  • Local Sightseeing and Day Trips: For daily activities and local excursions, it’s usually safer to leave your passport locked up. Carry a photocopy of your passport along with a secondary ID like your driver’s license.
  • Crowded Areas: In places known for pickpocketing or large crowds, the risk of theft is higher. Use a money belt or neck wallet if you feel the need to carry your passport, but leaving it securely locked up is often best.
  • Cruise Ship Shore Excursions: Typically, it’s safer to leave your passport in the cabin safe and carry a photocopy along with your cruise ship ID card when disembarking at different ports, unless the port specifically requires the original passport.

Extra Tips:

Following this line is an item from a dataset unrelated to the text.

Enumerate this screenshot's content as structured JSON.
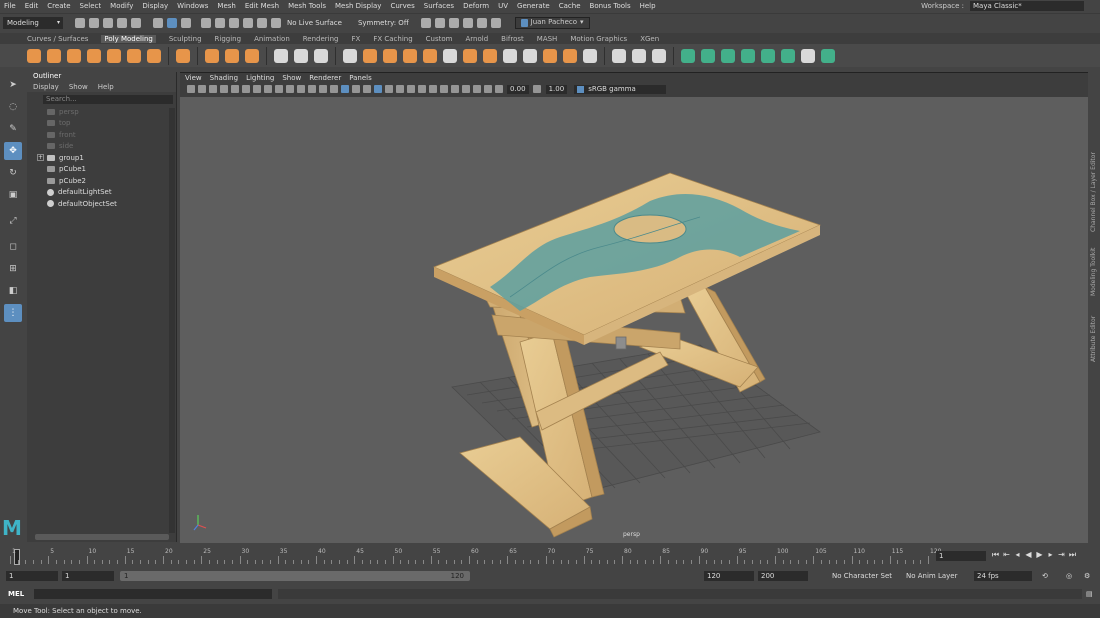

  • Photocopies and Digital Backups: Always travel with a few physical copies of your passport’s main page. Store one in your luggage, one in your day bag, and keep digital copies securely on a cloud service or email them to yourself.
  • Emergency Contact: Be aware of where the nearest embassy or consulate is located in your travel destination. Keep their contact information readily available in case of an emergency.
  • Secondary Identification: Alongside a photocopy of your passport, carry another form of identification like your driver’s license.
  • Protective Gear: If you need to carry your passport, use a money belt, neck wallet, or a secure zippered bag kept close to your body to minimize the risk of theft.


Depending on your travel scenario and the security of your accommodations, whether to carry your passport or lock it away can vary. Being well-prepared with photocopies and understanding when it’s necessary to carry your passport can help you stay safe and worry-free during your travels.